Giulio Campagnola (Italian, Paduan, ca. 1482–after 1515)
plate 6 5/8 x 4 3/4 in. (16.9 x 12 cm)
Harris Brisbane Dick Fund, 1937 (37.3.10)
The extreme youth of the boy depicted by Campagnola, together with his willing participation in the event, suggests that a Neoplatonic reading of the myth may be intended.
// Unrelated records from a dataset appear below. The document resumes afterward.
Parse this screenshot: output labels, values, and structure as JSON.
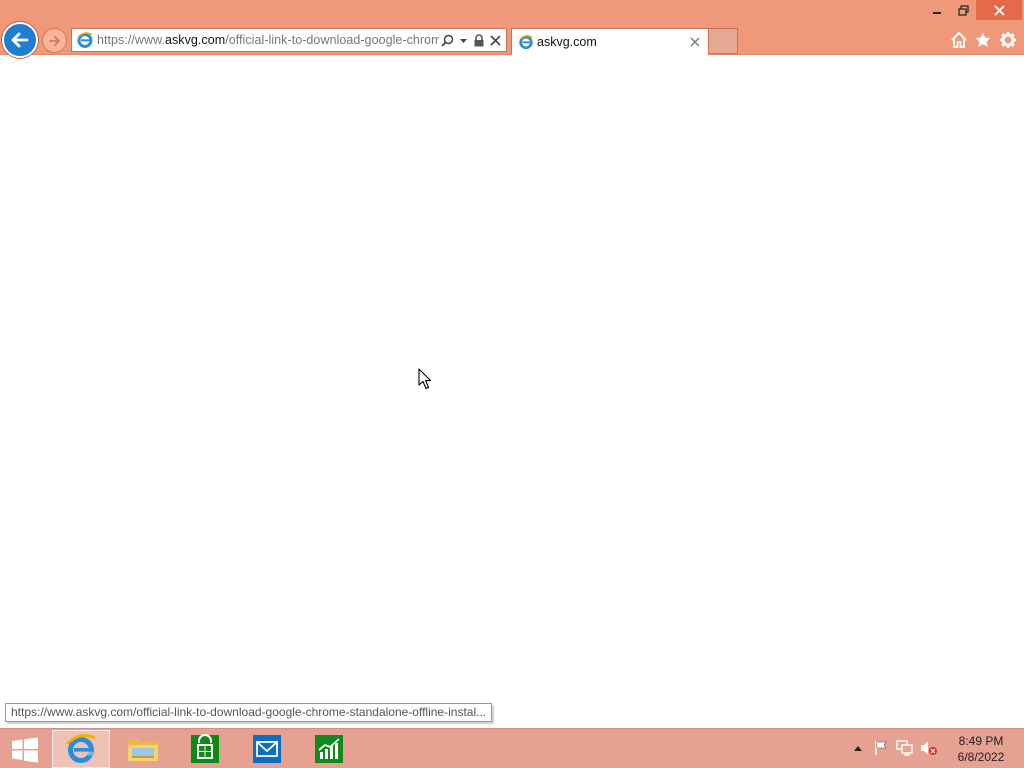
{
  "browser": {
    "address_bar": {
      "url_prefix": "https://www.",
      "url_host": "askvg.com",
      "url_path": "/official-link-to-download-google-chrome"
    },
    "tab": {
      "title": "askvg.com"
    },
    "status_url": "https://www.askvg.com/official-link-to-download-google-chrome-standalone-offline-instal..."
  },
  "taskbar": {
    "apps": [
      {
        "name": "Internet Explorer",
        "icon": "ie-icon",
        "active": true
      },
      {
        "name": "File Explorer",
        "icon": "folder-icon",
        "active": false
      },
      {
        "name": "Store",
        "icon": "store-icon",
        "active": false
      },
      {
        "name": "Mail",
        "icon": "mail-icon",
        "active": false
      },
      {
        "name": "Finance",
        "icon": "finance-icon",
        "active": false
      }
    ],
    "clock": {
      "time": "8:49 PM",
      "date": "6/8/2022"
    }
  },
  "colors": {
    "chrome_bg": "#f0987a",
    "taskbar_bg": "#e7a192",
    "back_button": "#1e7fd0"
  }
}
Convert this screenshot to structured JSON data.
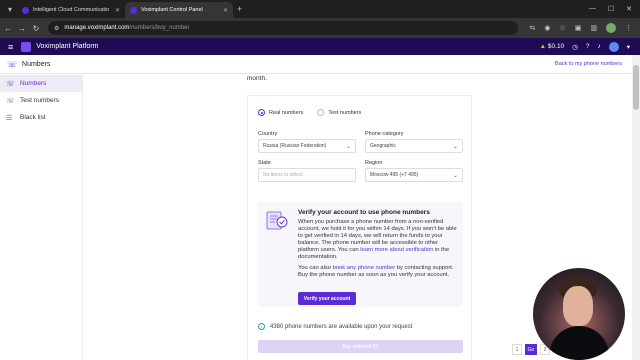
{
  "browser": {
    "tabs": [
      {
        "label": "Intelligent Cloud Communicatio",
        "active": false
      },
      {
        "label": "Voximplant Control Panel",
        "active": true
      }
    ],
    "url_host": "manage.voximplant.com",
    "url_path": "/numbers/buy_number"
  },
  "app": {
    "name": "Voximplant Platform",
    "balance": "$0.10"
  },
  "subheader": {
    "title": "Numbers",
    "back_link": "Back to my phone numbers"
  },
  "sidebar": {
    "items": [
      {
        "label": "Numbers",
        "icon": "phone-icon",
        "active": true
      },
      {
        "label": "Test numbers",
        "icon": "phone-test-icon",
        "active": false
      },
      {
        "label": "Black list",
        "icon": "list-icon",
        "active": false
      }
    ]
  },
  "main": {
    "month_text": "month.",
    "radio": {
      "real": "Real numbers",
      "test": "Test numbers",
      "selected": "real"
    },
    "country": {
      "label": "Country",
      "value": "Russia (Russian Federation)"
    },
    "category": {
      "label": "Phone category",
      "value": "Geographic"
    },
    "state": {
      "label": "State",
      "placeholder": "No items to select"
    },
    "region": {
      "label": "Region",
      "value": "Moscow 495 (+7 495)"
    },
    "verify": {
      "title": "Verify your account to use phone numbers",
      "text_a": "When you purchase a phone number from a non-verified account, we hold it for you within 14 days. If you won't be able to get verified in 14 days, we will return the funds to your balance. The phone number will be accessible to other platform users. You can ",
      "link_a": "learn more about verification",
      "text_b": " in the documentation.",
      "text_c": "You can also ",
      "link_c": "book any phone number",
      "text_d": " by contacting support. Buy the phone number as soon as you verify your account.",
      "button": "Verify your account"
    },
    "available": "4380 phone numbers are available upon your request",
    "buy_button": "Buy selected (0)"
  },
  "pager": {
    "first": "1",
    "go": "Go",
    "second": "2"
  },
  "colors": {
    "accent": "#5b2bd8",
    "header": "#1d0c53"
  }
}
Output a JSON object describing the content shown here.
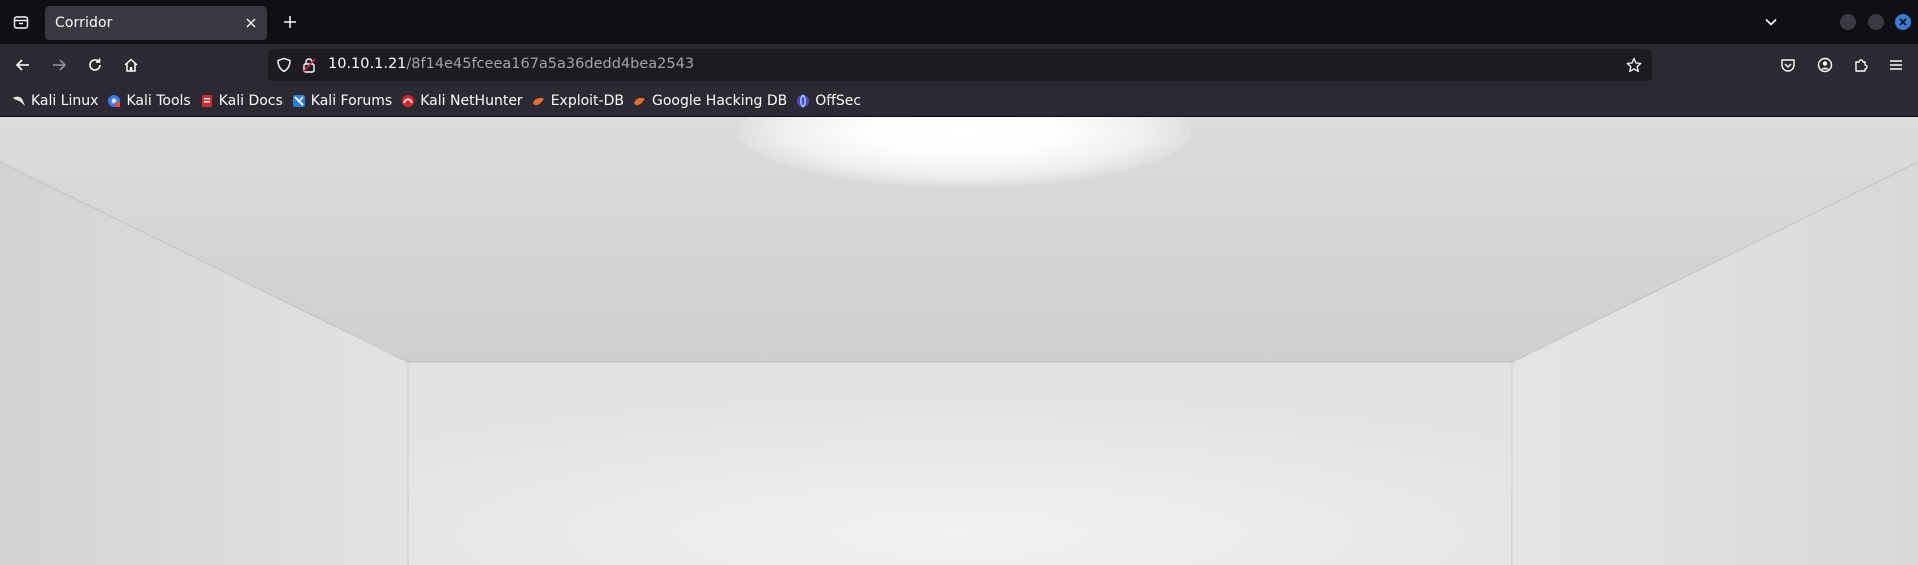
{
  "tabs": [
    {
      "title": "Corridor",
      "active": true
    }
  ],
  "navigation": {
    "url_host": "10.10.1.21",
    "url_path": "/8f14e45fceea167a5a36dedd4bea2543"
  },
  "bookmarks": [
    {
      "label": "Kali Linux",
      "icon": "kali-dragon-icon"
    },
    {
      "label": "Kali Tools",
      "icon": "kali-tools-icon"
    },
    {
      "label": "Kali Docs",
      "icon": "kali-docs-icon"
    },
    {
      "label": "Kali Forums",
      "icon": "kali-forums-icon"
    },
    {
      "label": "Kali NetHunter",
      "icon": "nethunter-icon"
    },
    {
      "label": "Exploit-DB",
      "icon": "exploit-db-icon"
    },
    {
      "label": "Google Hacking DB",
      "icon": "ghdb-icon"
    },
    {
      "label": "OffSec",
      "icon": "offsec-icon"
    }
  ],
  "colors": {
    "tabstrip_bg": "#0f0f14",
    "toolbar_bg": "#2b2a33",
    "urlbar_bg": "#1c1b22",
    "active_tab_bg": "#3a3942",
    "close_button": "#3a7bd5",
    "room_wall": "#d6d6d4"
  },
  "content": {
    "scene": "white empty room with ceiling light"
  }
}
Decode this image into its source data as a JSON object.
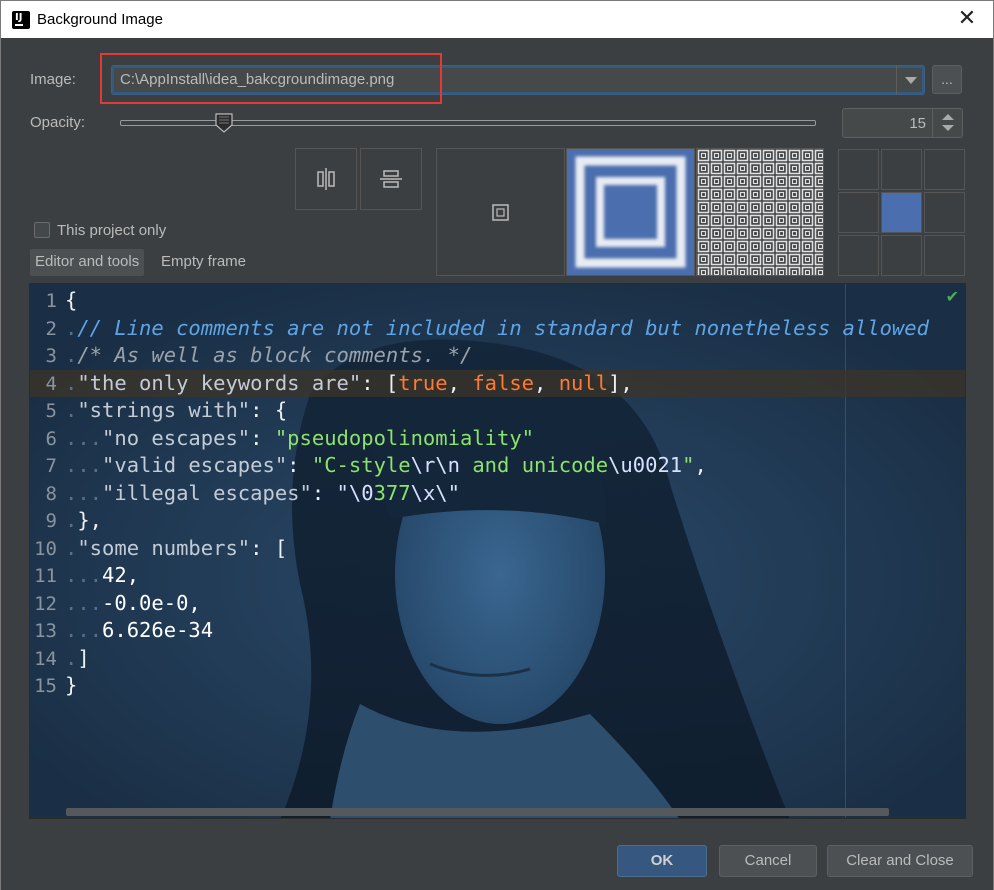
{
  "window": {
    "title": "Background Image",
    "close_glyph": "✕"
  },
  "image": {
    "label": "Image:",
    "path": "C:\\AppInstall\\idea_bakcgroundimage.png",
    "browse_label": "..."
  },
  "opacity": {
    "label": "Opacity:",
    "value": "15",
    "slider_fraction": 0.15
  },
  "options": {
    "this_project_only": "This project only",
    "this_project_only_checked": false
  },
  "tabs": [
    {
      "label": "Editor and tools",
      "active": true
    },
    {
      "label": "Empty frame",
      "active": false
    }
  ],
  "fill_modes": [
    "center",
    "scale",
    "tile"
  ],
  "selected_fill_mode": "scale",
  "anchor_selected": "center",
  "editor": {
    "lines": [
      {
        "n": "1"
      },
      {
        "n": "2"
      },
      {
        "n": "3"
      },
      {
        "n": "4"
      },
      {
        "n": "5"
      },
      {
        "n": "6"
      },
      {
        "n": "7"
      },
      {
        "n": "8"
      },
      {
        "n": "9"
      },
      {
        "n": "10"
      },
      {
        "n": "11"
      },
      {
        "n": "12"
      },
      {
        "n": "13"
      },
      {
        "n": "14"
      },
      {
        "n": "15"
      }
    ],
    "code": {
      "l1": "{",
      "l2": "// Line comments are not included in standard but nonetheless allowed",
      "l3": "/* As well as block comments. */",
      "l4_key": "\"the only keywords are\"",
      "l4_true": "true",
      "l4_false": "false",
      "l4_null": "null",
      "l5_key": "\"strings with\"",
      "l6_key": "\"no escapes\"",
      "l6_val": "\"pseudopolinomiality\"",
      "l7_key": "\"valid escapes\"",
      "l7_a": "\"C-style",
      "l7_b": "\\r\\n",
      "l7_c": " and unicode",
      "l7_d": "\\u0021",
      "l7_e": "\"",
      "l8_key": "\"illegal escapes\"",
      "l8_a": "\"\\0",
      "l8_b": "377",
      "l8_c": "\\x\\\"",
      "l10_key": "\"some numbers\"",
      "l11": "42,",
      "l12": "-0.0e-0,",
      "l13": "6.626e-34"
    },
    "check_glyph": "✔"
  },
  "buttons": {
    "ok": "OK",
    "cancel": "Cancel",
    "clear_close": "Clear and Close"
  }
}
Beginning with the moralized versions of the Metamorphoses in the fourteenth century, the ravishment came to be interpreted as the union of the soul with God.
Campagnola was admired for his singing, lute playing, and knowledge of Greek, Latin, and Hebrew, as well as for his engravings.